By Estelle Shirbon
LONDON (Reuters) - A tweet by an MP's wife that pointed her 60,000 Twitter followers to online traffic wrongly identifying a retired politician as a paedophile was defamatory, a London court heard on Tuesday.
Alistair McAlpine, an associate of former Prime Minister Margaret Thatcher, is seeking damages from Sally Bercow, wife of the speaker of the Commons, in Britain's most high-profile Twitter defamation case to date.
Bercow tweeted "Why is Lord McAlpine trending? *Innocent face*" on November 4 last year, two days after a BBC report accused an unnamed "leading Conservative politician from the Thatcher years" of sexually abusing boys in the 1970s and 80s.
McAlpine was widely named on the Internet as the subject of the report, which the BBC later admitted was wrong. It paid 185,000 pounds in damages to McAlpine, who also received damages from others who had reported the story.
Bercow, who has apologised to McAlpine via Twitter and in two letters, denies that her tweet was defamatory.
Edward Garnier, a lawyer for McAlpine, told the High Court that the tweet amounted to alleging that he was a paedophile because only a "moron in a hurry" or a hermit in a cave would have been unaware of the furious speculation over the identity of the politician in the BBC report.
"We are not talking about some kitchen table blogger addressing perhaps herself and one other person," he said, arguing that Bercow had more followers on Twitter than some regional newspapers have readers.
Bercow's lawyer, William McCormick, told the court that her tweet about McAlpine merely asked a question, arguing that the onus was on him to prove that any reader of the tweet understood it to mean that McAlpine was a paedophile.
Dina Shiloh, a lawyer specialising in defamation at London firm Mishcon de Reya who is not involved in the case, said it would highlight the sometimes poorly understood legal dangers of using Twitter.
"The wider world ... aren't always completely aware that when you tweet it's a publication, it's exactly the same as publishing it in a newspaper in a big box," she told Reuters.
McAlpine had announced in February that he would not pursue damages against Twitter users with fewer than 500 followers who had linked his name to the erroneous BBC report.
Shiloh said that figure of 500 had no legal basis but was a "creative way" of dealing with a mass Twitter libel.
Bercow, who took part in the reality TV programme "Celebrity Big Brother" in 2011, was widely criticised that year for posing dressed in nothing but a bedsheet for a magazine interview.

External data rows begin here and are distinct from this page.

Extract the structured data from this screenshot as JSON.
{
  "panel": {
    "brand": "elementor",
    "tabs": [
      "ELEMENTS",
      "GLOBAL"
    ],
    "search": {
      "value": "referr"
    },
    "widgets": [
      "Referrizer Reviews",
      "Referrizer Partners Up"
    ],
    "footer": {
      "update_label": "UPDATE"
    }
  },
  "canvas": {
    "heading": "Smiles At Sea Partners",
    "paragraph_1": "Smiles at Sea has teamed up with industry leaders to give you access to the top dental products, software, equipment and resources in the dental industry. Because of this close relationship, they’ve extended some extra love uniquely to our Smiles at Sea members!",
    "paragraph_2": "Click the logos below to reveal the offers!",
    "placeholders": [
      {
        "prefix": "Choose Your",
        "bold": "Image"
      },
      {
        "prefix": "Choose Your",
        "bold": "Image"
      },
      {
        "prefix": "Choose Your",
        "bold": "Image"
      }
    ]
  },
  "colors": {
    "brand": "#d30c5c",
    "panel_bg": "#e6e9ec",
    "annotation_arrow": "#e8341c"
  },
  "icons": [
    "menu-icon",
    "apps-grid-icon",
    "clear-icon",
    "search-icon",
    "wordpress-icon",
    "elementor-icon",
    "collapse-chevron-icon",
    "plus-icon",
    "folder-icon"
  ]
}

She has again been on the front pages this week for saying she would not accompany her husband to Thatcher's funeral on Wednesday because she did not want to take part in "the attempted canonisation" of the former prime minister.
The comments were at odds with the tone set by her husband, Speaker John Bercow, who announced on Monday that Big Ben would not chime during Thatcher's funeral as a mark of respect.
Bercow and McAlpine were not present at Tuesday's hearing, which was to decide a technical point about how the court would handle the lawsuit. Substantive hearings about the disputed tweet are expected to take place in July.
(Editing by Pravin Char)